Despite stiff competition, Taiwan undoubtedly has the base to develop more champions. Just visit one of the tens of thousands of internet cafes and other facilities dotted around the island. There’s the Taipei City Mall beneath Taipei Main Station, which is dedicated to e-sports enthusiasts; the video game arcades of Ximending; the country’s first public e-sports streaming workshop, Shir-youko Studio on ChengDu Road, where thousands regularly gather for events; as well as Guanghwa Digital Plaza for all the equipment and peripherals any aspiring champion might need.
There’s also a professional e-sports league, one of the top five in the world. The Taiwan e-sports League (TeSL) was founded in 2008 and has teams of professional players who live in a shared house and compete on weekends in matches broadcast by the Videoland Television Network.
This e-sports visibility is not translating into commercial dominance, however. Even though the government has offered incentives and tax reductions to promote the domestic online game industry, the market is still 70% dominated by foreign games.
“Domestic game developers lost the opportunity to grow because of…time delays in R&D capacity expansion and the game development and commercialization process,” wrote Wang Wei-yang of National Kaohsiung University of Applied Sciences and Tunghai University’s Tseng Ya-tsai in their paper Growth and Competition Dynamics of Online Game Market in Taiwan.

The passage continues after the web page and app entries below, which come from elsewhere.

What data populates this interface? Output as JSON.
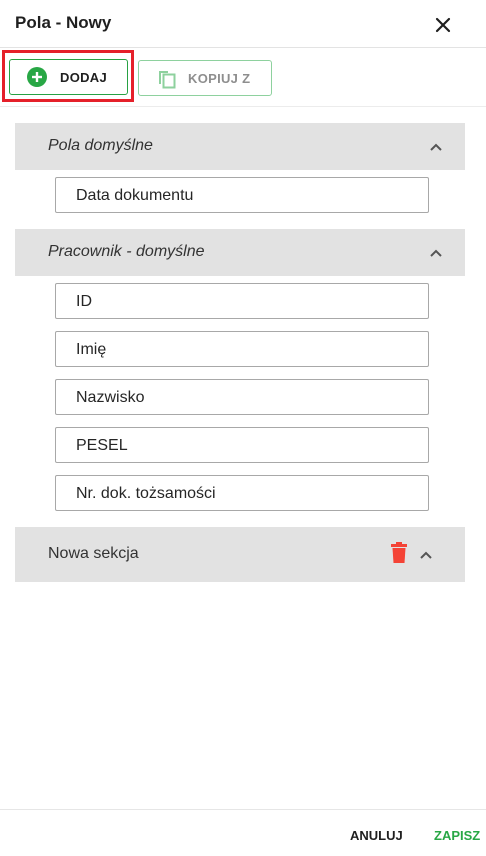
{
  "dialog": {
    "title": "Pola - Nowy"
  },
  "toolbar": {
    "add_label": "DODAJ",
    "copy_label": "KOPIUJ Z"
  },
  "sections": [
    {
      "title": "Pola domyślne",
      "fields": [
        "Data dokumentu"
      ]
    },
    {
      "title": "Pracownik - domyślne",
      "fields": [
        "ID",
        "Imię",
        "Nazwisko",
        "PESEL",
        "Nr. dok. tożsamości"
      ]
    },
    {
      "title": "Nowa sekcja",
      "fields": []
    }
  ],
  "footer": {
    "cancel_label": "ANULUJ",
    "save_label": "ZAPISZ"
  },
  "colors": {
    "accent_green": "#28a745",
    "highlight_red": "#e5202a",
    "delete_red": "#f44336",
    "section_bg": "#e2e2e2"
  },
  "icons": {
    "close": "close-icon",
    "add": "plus-circle-icon",
    "copy": "copy-icon",
    "collapse": "chevron-up-icon",
    "delete": "trash-icon"
  }
}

The pair outline how, after a promising start at the turn of the millennium, the Taiwanese developers lost ground to nimbler Chinese and South Korean rivals who put in more money and were prepared to issue a large number of games in the hope that one would be a hit. Taiwanese developers, on the other hand, would spend time trying to perfect their game, missing the window of opportunity in what is a fast-paced industry.
Now, foreign game developers have built up such a lead that in the future it will be hard to overcome. Government assistance may be too little, too late, the report’s authors suggest.
Still, the swing in popularity to mobile games in Taiwan could provide another gilt-edged opportunity. According to Gamania Digital Entertainment, Taiwan’s biggest online game brand with a strong global presence, the number of domestic mobile phone users exceeds the population, with a penetration rate of 108%, among whom 71% are mobile internet users.
Gamania teamed up with the Japanese company GungHo Online Entertainment in October to leverage the smartphone gaming market, which TCA’s Wu Wen-jung predicted would see market growth of 70% in 2015 – but that turned out to be an underestimate. The final figure was more like 90%.
One young man who sees Taiwan’s potential in this field is Benjamin “BreAKer” Novotny, originally from Oklahoma, who goes by the handle Bin Ge (賓哥). He’s fluent in Chinese and wants to use his language ability and knowledge of gaming to build a career in the industry as a games commentator, known in the business as shoutcasters – because that’s what they do.
He could have gone to China, Hong Kong, or South Korea, but is impressed with the advantages of Taiwan, such as the “huge” bandwidth, population density, and the support of computer hardware manufacturers. He’s had a few jobs with domestic gaming companies and did the shoutcasting for the Taiwan Open.
Novotny’s just the sort of talent that Taiwan needs, but he’s been frustrated by the difficulty in getting a work permit for jobs other than teaching English, editing an English-language publication or starting a business. “It’s extremely hard to work here, though the government attitude seems to be changing a bit,” he says. Although shoutcasting is “what I do and what I love, 2016 may be the last shout for me.”
The News Lens has been authorized to repost this article. The piece was first published on Taiwan Business TOPICS.
First Editor: Olivia Yang
Second Editor: Edward White